  • 1
    Perhaps you dislike the neighborhood: languages, religions, hobbies, and ... bicycles. :-) – ChrisW Jun 2 '15 at 15:45

FYI the data in this answer might be misleading (cherry-picked). In fact our most popular tags are:

  • 1
    I am not sure what bold means exactly but "nutrition", "zoology", "alternative-medicine" are all scientific topics. Alternative medicine methods such as homeopathy, or nutrition are studied by medical researchers just like mainstream medicine. Zoology is a science. – Sklivvz Jun 2 '15 at 18:09
  • 3
    It just means they were missing from the list originally presented. – ChrisW Jun 2 '15 at 18:25

Although we don't really strictly fit anywhere, I think we fit better under "Science", Our most popular tags are:

Quoting moderator Sklivvz:

Our site fit many categories at an abstract level.

Science, because it overlaps with:

Earth Science

Life and arts, because it overlaps with:

Life Hacks
Personal Productivity

Culture, because it overlaps with:


Of all the categories where it could fit, Culture is unfortunately the least overlapping and science is the most overlapping.

On this website, we strictly practice:

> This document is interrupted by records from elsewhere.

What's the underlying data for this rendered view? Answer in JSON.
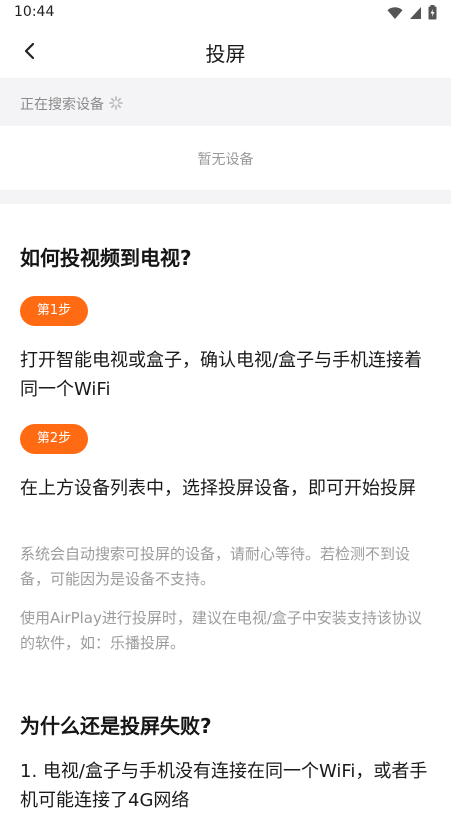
{
  "status_bar": {
    "time": "10:44"
  },
  "nav": {
    "title": "投屏"
  },
  "search": {
    "status": "正在搜索设备"
  },
  "devices": {
    "empty_text": "暂无设备"
  },
  "help": {
    "how_title": "如何投视频到电视?",
    "steps": [
      {
        "badge": "第1步",
        "text": "打开智能电视或盒子，确认电视/盒子与手机连接着同一个WiFi"
      },
      {
        "badge": "第2步",
        "text": "在上方设备列表中，选择投屏设备，即可开始投屏"
      }
    ],
    "notes": [
      "系统会自动搜索可投屏的设备，请耐心等待。若检测不到设备，可能因为是设备不支持。",
      "使用AirPlay进行投屏时，建议在电视/盒子中安装支持该协议的软件，如：乐播投屏。"
    ],
    "why_title": "为什么还是投屏失败?",
    "reasons": [
      "1. 电视/盒子与手机没有连接在同一个WiFi，或者手机可能连接了4G网络"
    ]
  },
  "colors": {
    "accent": "#ff6a13",
    "background_strip": "#f4f4f6"
  },
  "icons": [
    "wifi-icon",
    "signal-icon",
    "battery-icon",
    "back-arrow-icon",
    "spinner-icon"
  ]
}
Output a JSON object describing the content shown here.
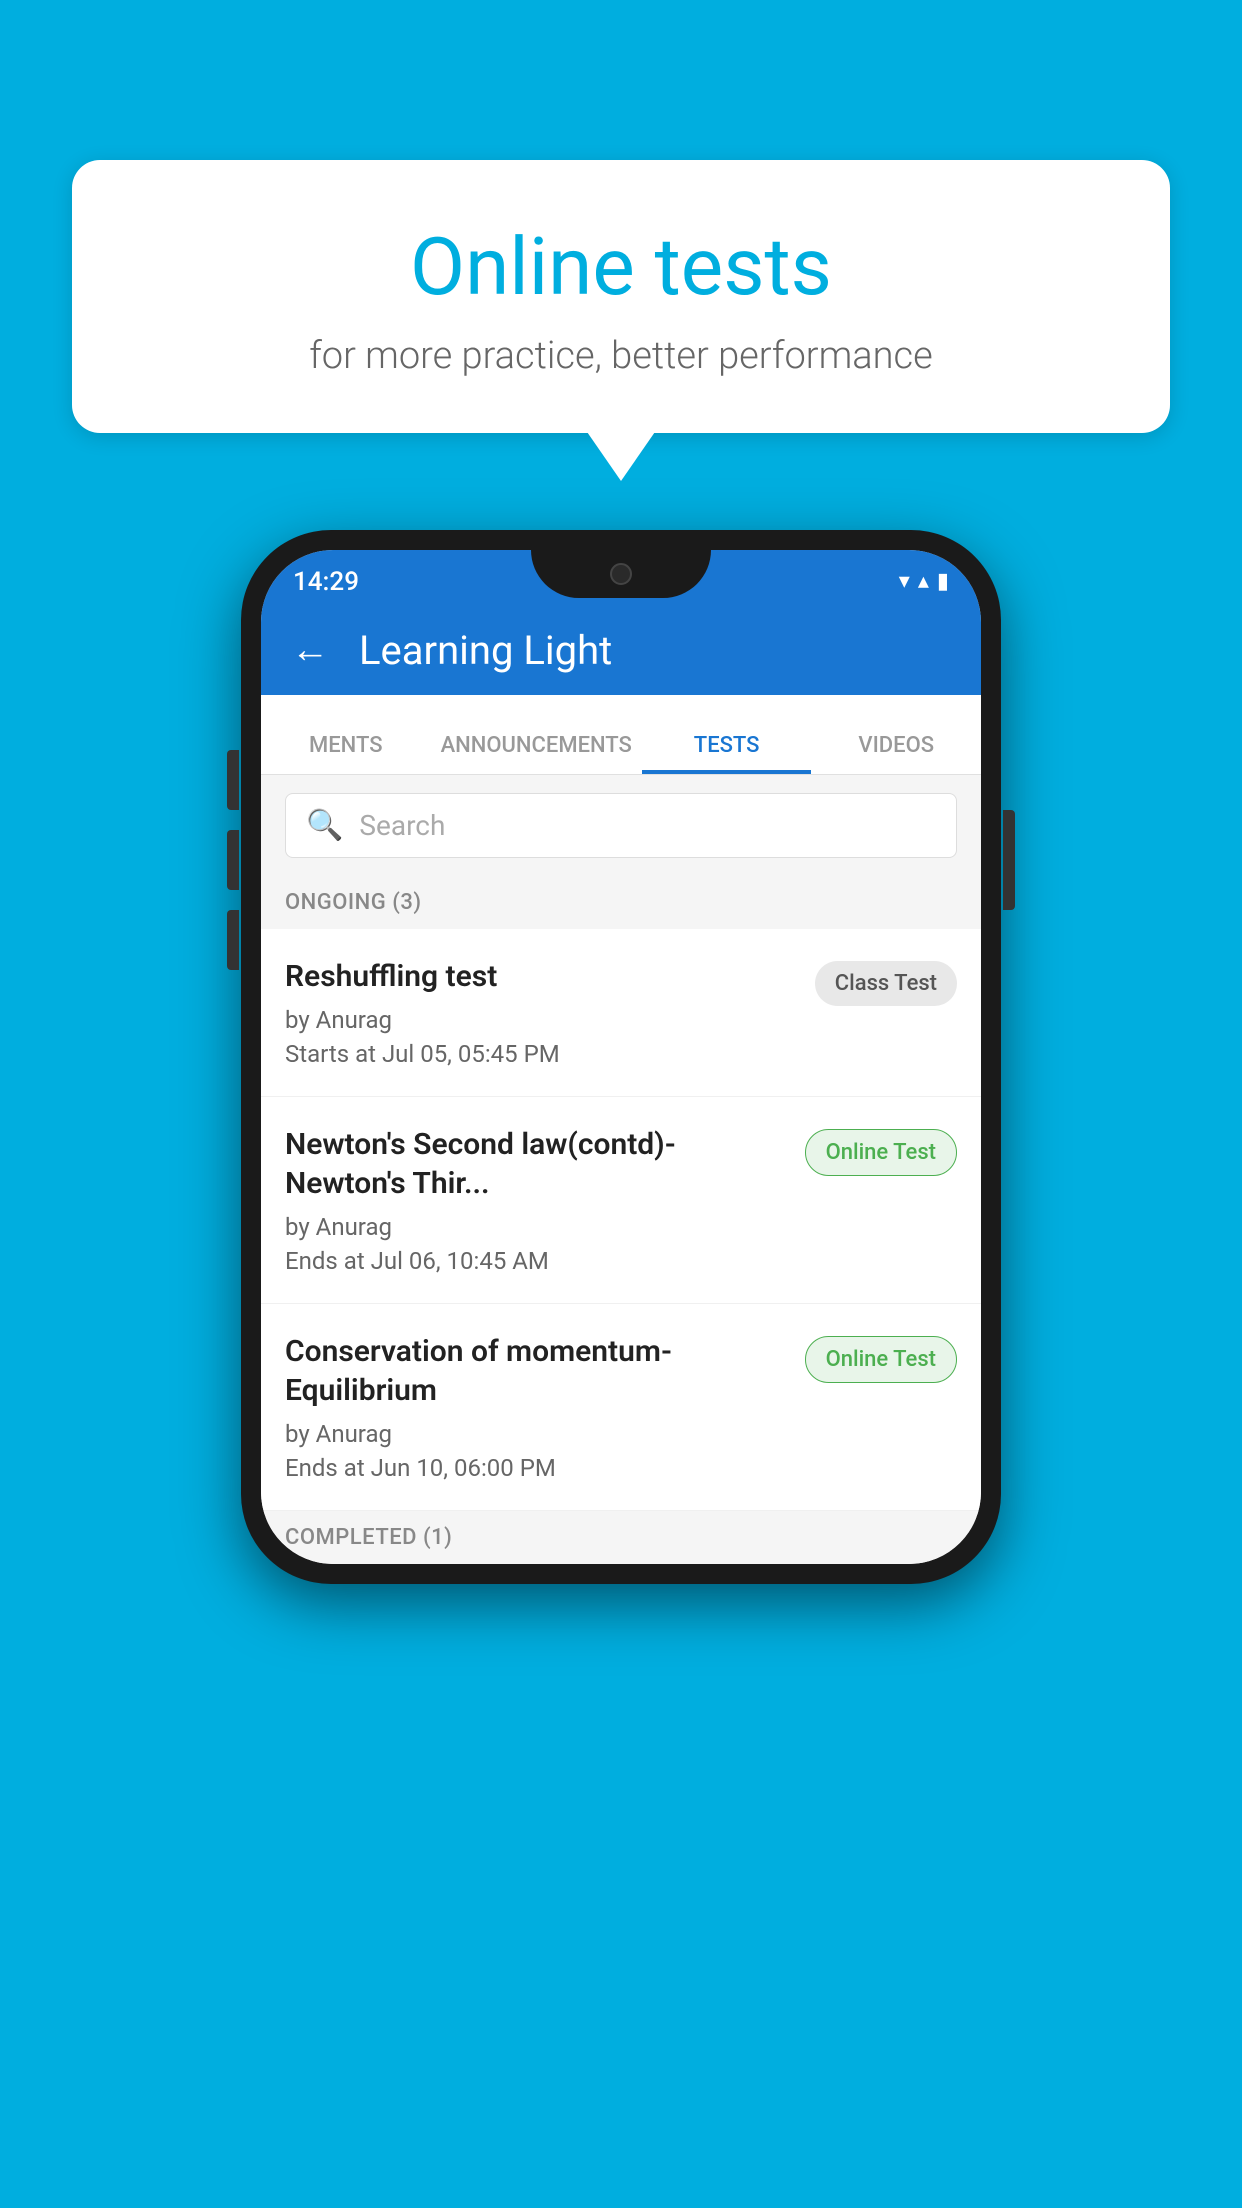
{
  "background": {
    "color": "#00AEDF"
  },
  "speech_bubble": {
    "title": "Online tests",
    "subtitle": "for more practice, better performance"
  },
  "phone": {
    "status_bar": {
      "time": "14:29",
      "wifi": "▼",
      "signal": "▲",
      "battery": "▮"
    },
    "header": {
      "back_label": "←",
      "app_name": "Learning Light"
    },
    "tabs": [
      {
        "label": "MENTS",
        "active": false
      },
      {
        "label": "ANNOUNCEMENTS",
        "active": false
      },
      {
        "label": "TESTS",
        "active": true
      },
      {
        "label": "VIDEOS",
        "active": false
      }
    ],
    "search": {
      "placeholder": "Search"
    },
    "ongoing_section": {
      "label": "ONGOING (3)"
    },
    "tests": [
      {
        "name": "Reshuffling test",
        "author": "by Anurag",
        "time_label": "Starts at",
        "time": "Jul 05, 05:45 PM",
        "badge": "Class Test",
        "badge_type": "class"
      },
      {
        "name": "Newton's Second law(contd)-Newton's Thir...",
        "author": "by Anurag",
        "time_label": "Ends at",
        "time": "Jul 06, 10:45 AM",
        "badge": "Online Test",
        "badge_type": "online"
      },
      {
        "name": "Conservation of momentum-Equilibrium",
        "author": "by Anurag",
        "time_label": "Ends at",
        "time": "Jun 10, 06:00 PM",
        "badge": "Online Test",
        "badge_type": "online"
      }
    ],
    "completed_section": {
      "label": "COMPLETED (1)"
    }
  }
}
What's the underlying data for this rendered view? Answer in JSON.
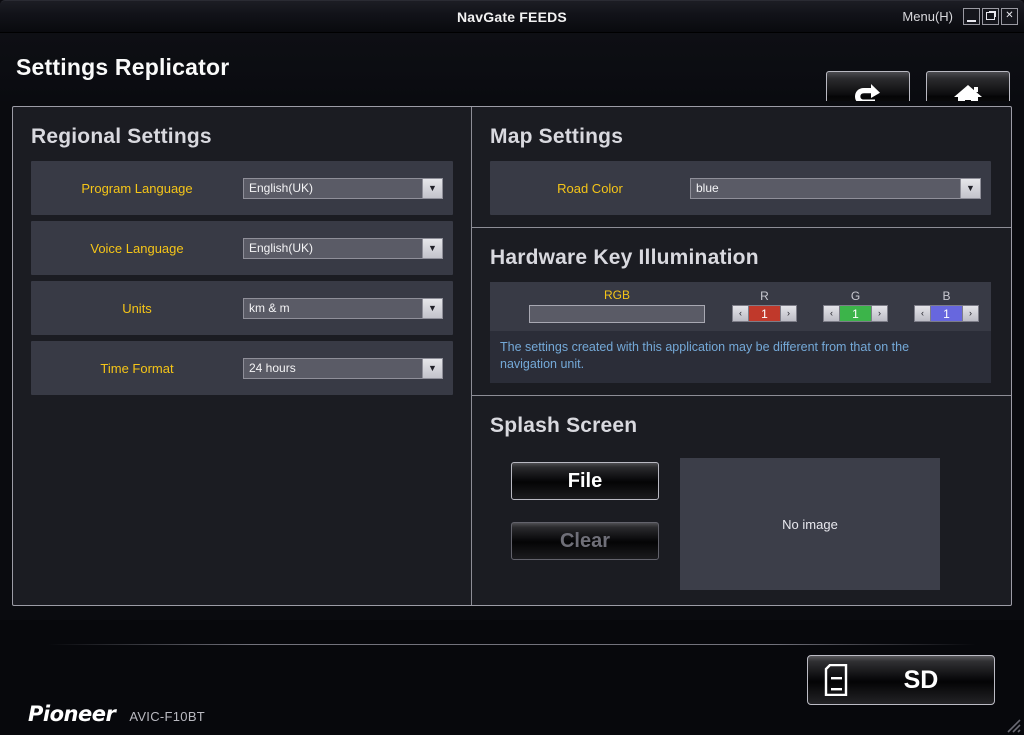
{
  "window": {
    "title": "NavGate FEEDS",
    "menu_label": "Menu(H)",
    "menu_mnemonic": "H",
    "controls": {
      "minimize": "minimize-icon",
      "restore": "restore-icon",
      "close": "✕"
    }
  },
  "header": {
    "page_title": "Settings Replicator",
    "back_button": "back-icon",
    "home_button": "home-icon"
  },
  "regional": {
    "title": "Regional Settings",
    "rows": [
      {
        "label": "Program Language",
        "value": "English(UK)"
      },
      {
        "label": "Voice Language",
        "value": "English(UK)"
      },
      {
        "label": "Units",
        "value": "km & m"
      },
      {
        "label": "Time Format",
        "value": "24 hours"
      }
    ]
  },
  "map": {
    "title": "Map Settings",
    "rows": [
      {
        "label": "Road Color",
        "value": "blue"
      }
    ]
  },
  "illumination": {
    "title": "Hardware Key Illumination",
    "rgb_caption": "RGB",
    "rgb_value": "",
    "channels": [
      {
        "label": "R",
        "value": "1",
        "color": "#c0392b",
        "dec": "‹",
        "inc": "›"
      },
      {
        "label": "G",
        "value": "1",
        "color": "#3cb44a",
        "dec": "‹",
        "inc": "›"
      },
      {
        "label": "B",
        "value": "1",
        "color": "#6767de",
        "dec": "‹",
        "inc": "›"
      }
    ],
    "note": "The settings created with this application may be different from that on the navigation unit."
  },
  "splash": {
    "title": "Splash Screen",
    "file_button": "File",
    "clear_button": "Clear",
    "preview_text": "No image"
  },
  "footer": {
    "sd_button": "SD",
    "sd_icon": "sd-card-icon",
    "brand": "Pioneer",
    "model": "AVIC-F10BT"
  },
  "colors": {
    "accent_label": "#f5c518",
    "note": "#74a9d8",
    "panel": "#383a45",
    "frame_border": "#9c9ca6"
  }
}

questioning whether claims are supported by empirical research and have reproducibility, as part of a methodological norm pursuing "the extension of certified knowledge"

Though, we're not really a science website, I'm suggesting moving our site to the science section since we overlap with most of the topics there.

  • 2
    The list of tags in this answer might be misleading: see also this answer. – ChrisW Jun 2 '15 at 9:51
  • This answer got flagged. Can you please explain why you have two conflicting answers? – Oddthinking Jun 2 '15 at 14:29
  • 2
    @Oddthinking It was because further to now-deleted comments under this answer of mine, I cut this answer from george's question and posted it here (so this is actually originally george's answer, perhaps intended to disagree with or ignore the premise of my first answer). Then I reviewed the data in this answer and disagreed with it: I didn't want to edit this answer because I see it as being George's and my editing it would contradict the author's intent (i.e. be a "hostile edit") and so I posted revised data as a different (third) answer. – ChrisW Jun 2 '15 at 14:35

You must log in to answer this question.

Not the answer you're looking for? Browse other questions tagged .